Data items:
::::::::

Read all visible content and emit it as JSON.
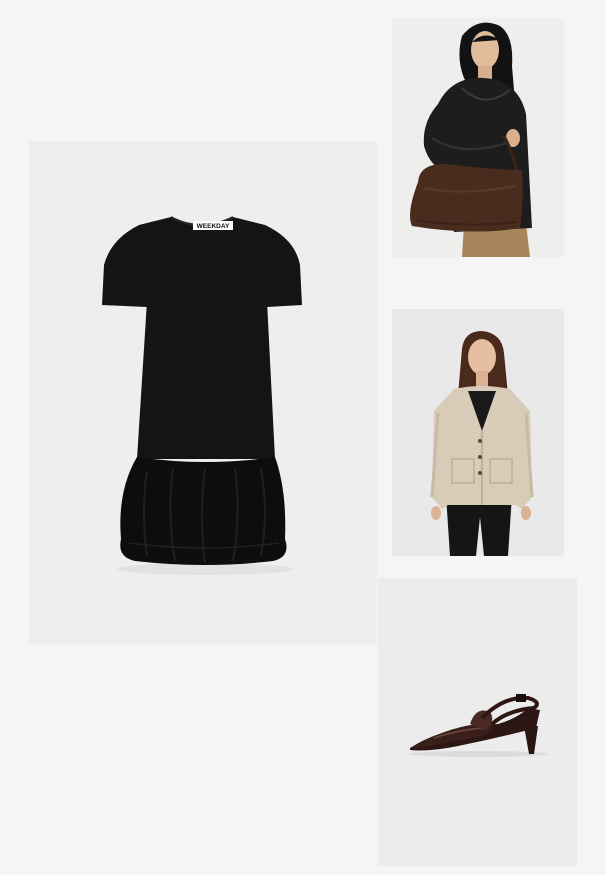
{
  "outfit": {
    "items": [
      {
        "id": "dress",
        "image": "black-tshirt-dress-with-bubble-hem",
        "brand_label": "WEEKDAY",
        "background": "#eeeeee"
      },
      {
        "id": "bag",
        "image": "model-carrying-brown-suede-shoulder-bag",
        "background": "#eeeeec"
      },
      {
        "id": "cardigan",
        "image": "model-wearing-beige-knit-cardigan",
        "background": "#e9e9e9"
      },
      {
        "id": "shoe",
        "image": "dark-brown-patent-slingback-kitten-heel",
        "background": "#ececec"
      }
    ]
  }
}
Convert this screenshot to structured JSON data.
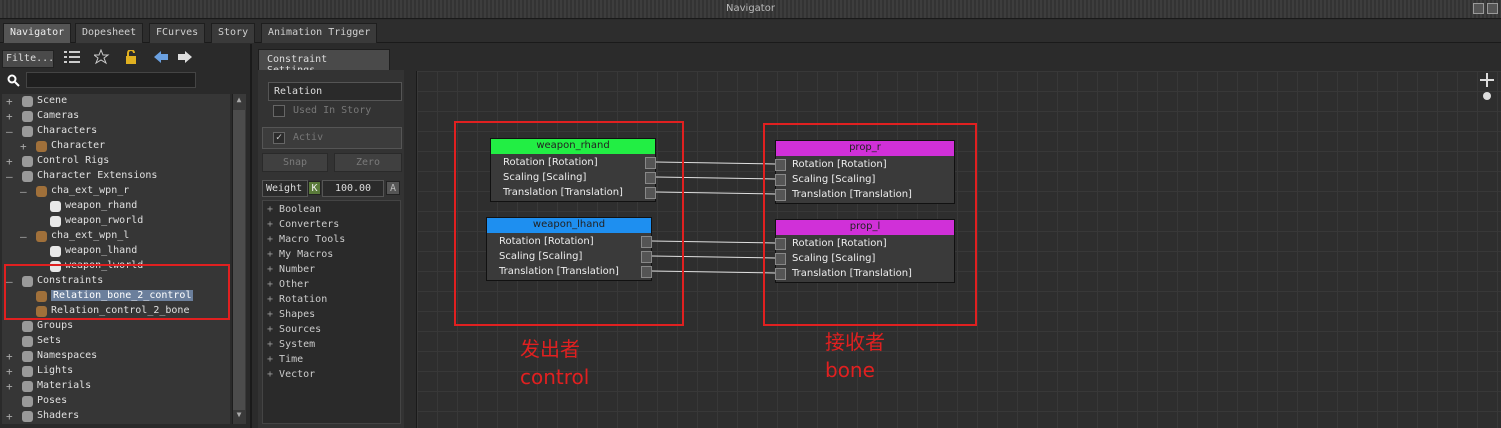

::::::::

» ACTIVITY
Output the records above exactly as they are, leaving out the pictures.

» ANSWER BOX
Read all visible content and emit it as JSON.
{
  "outfit": {
    "items": [
      {
        "id": "dress",
        "image": "black-tshirt-dress-with-bubble-hem",
        "brand_label": "WEEKDAY",
        "background": "#eeeeee"
      },
      {
        "id": "bag",
        "image": "model-carrying-brown-suede-shoulder-bag",
        "background": "#eeeeec"
      },
      {
        "id": "cardigan",
        "image": "model-wearing-beige-knit-cardigan",
        "background": "#e9e9e9"
      },
      {
        "id": "shoe",
        "image": "dark-brown-patent-slingback-kitten-heel",
        "background": "#ececec"
      }
    ]
  }
}
Convert this screenshot to structured JSON data.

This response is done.